----- Working data

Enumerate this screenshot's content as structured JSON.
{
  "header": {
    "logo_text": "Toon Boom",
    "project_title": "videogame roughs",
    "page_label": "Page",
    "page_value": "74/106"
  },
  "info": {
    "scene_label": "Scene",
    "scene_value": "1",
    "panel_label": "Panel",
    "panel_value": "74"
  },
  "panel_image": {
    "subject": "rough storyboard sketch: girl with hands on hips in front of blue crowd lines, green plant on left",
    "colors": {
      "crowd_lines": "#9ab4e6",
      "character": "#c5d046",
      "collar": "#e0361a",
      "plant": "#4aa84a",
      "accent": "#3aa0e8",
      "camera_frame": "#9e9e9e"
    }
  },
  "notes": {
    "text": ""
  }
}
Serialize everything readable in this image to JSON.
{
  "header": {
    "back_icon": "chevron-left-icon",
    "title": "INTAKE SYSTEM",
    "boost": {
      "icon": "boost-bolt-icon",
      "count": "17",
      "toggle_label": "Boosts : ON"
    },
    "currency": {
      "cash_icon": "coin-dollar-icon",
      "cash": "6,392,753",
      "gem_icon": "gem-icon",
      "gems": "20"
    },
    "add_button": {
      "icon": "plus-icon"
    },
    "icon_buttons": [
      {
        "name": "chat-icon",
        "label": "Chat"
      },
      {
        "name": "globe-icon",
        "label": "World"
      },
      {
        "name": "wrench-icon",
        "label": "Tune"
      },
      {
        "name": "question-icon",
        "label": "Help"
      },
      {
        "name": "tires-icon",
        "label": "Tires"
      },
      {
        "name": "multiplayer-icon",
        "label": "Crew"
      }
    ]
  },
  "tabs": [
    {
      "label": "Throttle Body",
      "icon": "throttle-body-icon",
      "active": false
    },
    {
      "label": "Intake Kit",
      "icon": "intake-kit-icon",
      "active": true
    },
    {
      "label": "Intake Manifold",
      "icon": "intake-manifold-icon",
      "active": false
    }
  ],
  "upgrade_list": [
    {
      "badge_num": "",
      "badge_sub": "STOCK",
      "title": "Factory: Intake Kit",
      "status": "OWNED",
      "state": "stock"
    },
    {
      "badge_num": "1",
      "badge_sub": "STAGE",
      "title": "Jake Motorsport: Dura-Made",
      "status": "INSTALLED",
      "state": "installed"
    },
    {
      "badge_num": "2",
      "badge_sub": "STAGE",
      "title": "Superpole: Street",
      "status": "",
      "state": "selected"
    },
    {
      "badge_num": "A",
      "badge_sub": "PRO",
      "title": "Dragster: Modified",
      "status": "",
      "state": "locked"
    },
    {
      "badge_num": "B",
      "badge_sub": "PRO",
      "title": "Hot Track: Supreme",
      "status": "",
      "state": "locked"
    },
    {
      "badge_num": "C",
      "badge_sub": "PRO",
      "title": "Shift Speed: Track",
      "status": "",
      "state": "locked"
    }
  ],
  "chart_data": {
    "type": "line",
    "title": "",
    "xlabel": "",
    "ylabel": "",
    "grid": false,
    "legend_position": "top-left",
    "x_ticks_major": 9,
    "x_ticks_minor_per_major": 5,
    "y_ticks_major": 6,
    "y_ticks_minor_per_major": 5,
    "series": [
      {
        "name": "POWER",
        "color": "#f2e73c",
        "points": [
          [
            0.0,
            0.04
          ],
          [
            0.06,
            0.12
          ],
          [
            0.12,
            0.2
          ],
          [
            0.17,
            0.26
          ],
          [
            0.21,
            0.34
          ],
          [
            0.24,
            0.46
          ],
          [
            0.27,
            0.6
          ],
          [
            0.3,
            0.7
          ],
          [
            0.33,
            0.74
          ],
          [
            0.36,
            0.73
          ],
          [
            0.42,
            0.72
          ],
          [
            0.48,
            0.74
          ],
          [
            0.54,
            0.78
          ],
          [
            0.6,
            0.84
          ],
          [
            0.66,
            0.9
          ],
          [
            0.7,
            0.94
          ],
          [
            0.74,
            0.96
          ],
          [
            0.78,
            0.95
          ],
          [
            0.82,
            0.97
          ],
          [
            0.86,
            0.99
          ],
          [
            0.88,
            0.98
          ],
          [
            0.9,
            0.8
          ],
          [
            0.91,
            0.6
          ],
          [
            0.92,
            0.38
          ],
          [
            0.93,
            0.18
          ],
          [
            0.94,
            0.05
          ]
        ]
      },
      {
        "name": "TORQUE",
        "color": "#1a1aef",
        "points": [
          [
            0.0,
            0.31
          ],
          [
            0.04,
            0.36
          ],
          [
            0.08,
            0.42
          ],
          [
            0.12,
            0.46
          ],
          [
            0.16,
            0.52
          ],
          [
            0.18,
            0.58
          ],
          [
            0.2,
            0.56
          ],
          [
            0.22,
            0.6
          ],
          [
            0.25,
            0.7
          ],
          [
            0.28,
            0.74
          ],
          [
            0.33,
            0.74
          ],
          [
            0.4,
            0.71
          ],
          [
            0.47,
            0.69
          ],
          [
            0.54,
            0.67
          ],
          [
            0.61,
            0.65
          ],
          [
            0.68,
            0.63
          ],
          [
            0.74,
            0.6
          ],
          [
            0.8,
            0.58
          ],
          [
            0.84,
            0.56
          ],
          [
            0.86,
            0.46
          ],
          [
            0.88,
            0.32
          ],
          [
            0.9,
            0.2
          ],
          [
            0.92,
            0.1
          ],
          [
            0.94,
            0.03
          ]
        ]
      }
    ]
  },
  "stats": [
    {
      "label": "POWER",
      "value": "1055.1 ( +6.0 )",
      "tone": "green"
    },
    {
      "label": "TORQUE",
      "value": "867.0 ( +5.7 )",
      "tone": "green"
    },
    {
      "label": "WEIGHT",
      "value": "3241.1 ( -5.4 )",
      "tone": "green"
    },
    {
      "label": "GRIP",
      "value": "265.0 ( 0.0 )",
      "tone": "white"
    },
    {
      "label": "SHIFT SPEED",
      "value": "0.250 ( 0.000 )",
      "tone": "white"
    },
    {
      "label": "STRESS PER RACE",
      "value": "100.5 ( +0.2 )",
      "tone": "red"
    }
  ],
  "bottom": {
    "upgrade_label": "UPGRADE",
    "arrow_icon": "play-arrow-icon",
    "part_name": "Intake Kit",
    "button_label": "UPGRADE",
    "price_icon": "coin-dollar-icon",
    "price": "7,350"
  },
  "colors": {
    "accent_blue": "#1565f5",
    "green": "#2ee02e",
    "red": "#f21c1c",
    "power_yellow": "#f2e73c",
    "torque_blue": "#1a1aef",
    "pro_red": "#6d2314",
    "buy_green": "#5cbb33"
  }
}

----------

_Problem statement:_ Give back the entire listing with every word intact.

_Answer to the problem:_
Enumerate this screenshot's content as structured JSON.
{
  "header": {
    "logo_text": "Toon Boom",
    "project_title": "videogame roughs",
    "page_label": "Page",
    "page_value": "74/106"
  },
  "info": {
    "scene_label": "Scene",
    "scene_value": "1",
    "panel_label": "Panel",
    "panel_value": "74"
  },
  "panel_image": {
    "subject": "rough storyboard sketch: girl with hands on hips in front of blue crowd lines, green plant on left",
    "colors": {
      "crowd_lines": "#9ab4e6",
      "character": "#c5d046",
      "collar": "#e0361a",
      "plant": "#4aa84a",
      "accent": "#3aa0e8",
      "camera_frame": "#9e9e9e"
    }
  },
  "notes": {
    "text": ""
  }
}
Serialize everything readable in this image to JSON.
{
  "header": {
    "back_icon": "chevron-left-icon",
    "title": "INTAKE SYSTEM",
    "boost": {
      "icon": "boost-bolt-icon",
      "count": "17",
      "toggle_label": "Boosts : ON"
    },
    "currency": {
      "cash_icon": "coin-dollar-icon",
      "cash": "6,392,753",
      "gem_icon": "gem-icon",
      "gems": "20"
    },
    "add_button": {
      "icon": "plus-icon"
    },
    "icon_buttons": [
      {
        "name": "chat-icon",
        "label": "Chat"
      },
      {
        "name": "globe-icon",
        "label": "World"
      },
      {
        "name": "wrench-icon",
        "label": "Tune"
      },
      {
        "name": "question-icon",
        "label": "Help"
      },
      {
        "name": "tires-icon",
        "label": "Tires"
      },
      {
        "name": "multiplayer-icon",
        "label": "Crew"
      }
    ]
  },
  "tabs": [
    {
      "label": "Throttle Body",
      "icon": "throttle-body-icon",
      "active": false
    },
    {
      "label": "Intake Kit",
      "icon": "intake-kit-icon",
      "active": true
    },
    {
      "label": "Intake Manifold",
      "icon": "intake-manifold-icon",
      "active": false
    }
  ],
  "upgrade_list": [
    {
      "badge_num": "",
      "badge_sub": "STOCK",
      "title": "Factory: Intake Kit",
      "status": "OWNED",
      "state": "stock"
    },
    {
      "badge_num": "1",
      "badge_sub": "STAGE",
      "title": "Jake Motorsport: Dura-Made",
      "status": "INSTALLED",
      "state": "installed"
    },
    {
      "badge_num": "2",
      "badge_sub": "STAGE",
      "title": "Superpole: Street",
      "status": "",
      "state": "selected"
    },
    {
      "badge_num": "A",
      "badge_sub": "PRO",
      "title": "Dragster: Modified",
      "status": "",
      "state": "locked"
    },
    {
      "badge_num": "B",
      "badge_sub": "PRO",
      "title": "Hot Track: Supreme",
      "status": "",
      "state": "locked"
    },
    {
      "badge_num": "C",
      "badge_sub": "PRO",
      "title": "Shift Speed: Track",
      "status": "",
      "state": "locked"
    }
  ],
  "chart_data": {
    "type": "line",
    "title": "",
    "xlabel": "",
    "ylabel": "",
    "grid": false,
    "legend_position": "top-left",
    "x_ticks_major": 9,
    "x_ticks_minor_per_major": 5,
    "y_ticks_major": 6,
    "y_ticks_minor_per_major": 5,
    "series": [
      {
        "name": "POWER",
        "color": "#f2e73c",
        "points": [
          [
            0.0,
            0.04
          ],
          [
            0.06,
            0.12
          ],
          [
            0.12,
            0.2
          ],
          [
            0.17,
            0.26
          ],
          [
            0.21,
            0.34
          ],
          [
            0.24,
            0.46
          ],
          [
            0.27,
            0.6
          ],
          [
            0.3,
            0.7
          ],
          [
            0.33,
            0.74
          ],
          [
            0.36,
            0.73
          ],
          [
            0.42,
            0.72
          ],
          [
            0.48,
            0.74
          ],
          [
            0.54,
            0.78
          ],
          [
            0.6,
            0.84
          ],
          [
            0.66,
            0.9
          ],
          [
            0.7,
            0.94
          ],
          [
            0.74,
            0.96
          ],
          [
            0.78,
            0.95
          ],
          [
            0.82,
            0.97
          ],
          [
            0.86,
            0.99
          ],
          [
            0.88,
            0.98
          ],
          [
            0.9,
            0.8
          ],
          [
            0.91,
            0.6
          ],
          [
            0.92,
            0.38
          ],
          [
            0.93,
            0.18
          ],
          [
            0.94,
            0.05
          ]
        ]
      },
      {
        "name": "TORQUE",
        "color": "#1a1aef",
        "points": [
          [
            0.0,
            0.31
          ],
          [
            0.04,
            0.36
          ],
          [
            0.08,
            0.42
          ],
          [
            0.12,
            0.46
          ],
          [
            0.16,
            0.52
          ],
          [
            0.18,
            0.58
          ],
          [
            0.2,
            0.56
          ],
          [
            0.22,
            0.6
          ],
          [
            0.25,
            0.7
          ],
          [
            0.28,
            0.74
          ],
          [
            0.33,
            0.74
          ],
          [
            0.4,
            0.71
          ],
          [
            0.47,
            0.69
          ],
          [
            0.54,
            0.67
          ],
          [
            0.61,
            0.65
          ],
          [
            0.68,
            0.63
          ],
          [
            0.74,
            0.6
          ],
          [
            0.8,
            0.58
          ],
          [
            0.84,
            0.56
          ],
          [
            0.86,
            0.46
          ],
          [
            0.88,
            0.32
          ],
          [
            0.9,
            0.2
          ],
          [
            0.92,
            0.1
          ],
          [
            0.94,
            0.03
          ]
        ]
      }
    ]
  },
  "stats": [
    {
      "label": "POWER",
      "value": "1055.1 ( +6.0 )",
      "tone": "green"
    },
    {
      "label": "TORQUE",
      "value": "867.0 ( +5.7 )",
      "tone": "green"
    },
    {
      "label": "WEIGHT",
      "value": "3241.1 ( -5.4 )",
      "tone": "green"
    },
    {
      "label": "GRIP",
      "value": "265.0 ( 0.0 )",
      "tone": "white"
    },
    {
      "label": "SHIFT SPEED",
      "value": "0.250 ( 0.000 )",
      "tone": "white"
    },
    {
      "label": "STRESS PER RACE",
      "value": "100.5 ( +0.2 )",
      "tone": "red"
    }
  ],
  "bottom": {
    "upgrade_label": "UPGRADE",
    "arrow_icon": "play-arrow-icon",
    "part_name": "Intake Kit",
    "button_label": "UPGRADE",
    "price_icon": "coin-dollar-icon",
    "price": "7,350"
  },
  "colors": {
    "accent_blue": "#1565f5",
    "green": "#2ee02e",
    "red": "#f21c1c",
    "power_yellow": "#f2e73c",
    "torque_blue": "#1a1aef",
    "pro_red": "#6d2314",
    "buy_green": "#5cbb33"
  }
}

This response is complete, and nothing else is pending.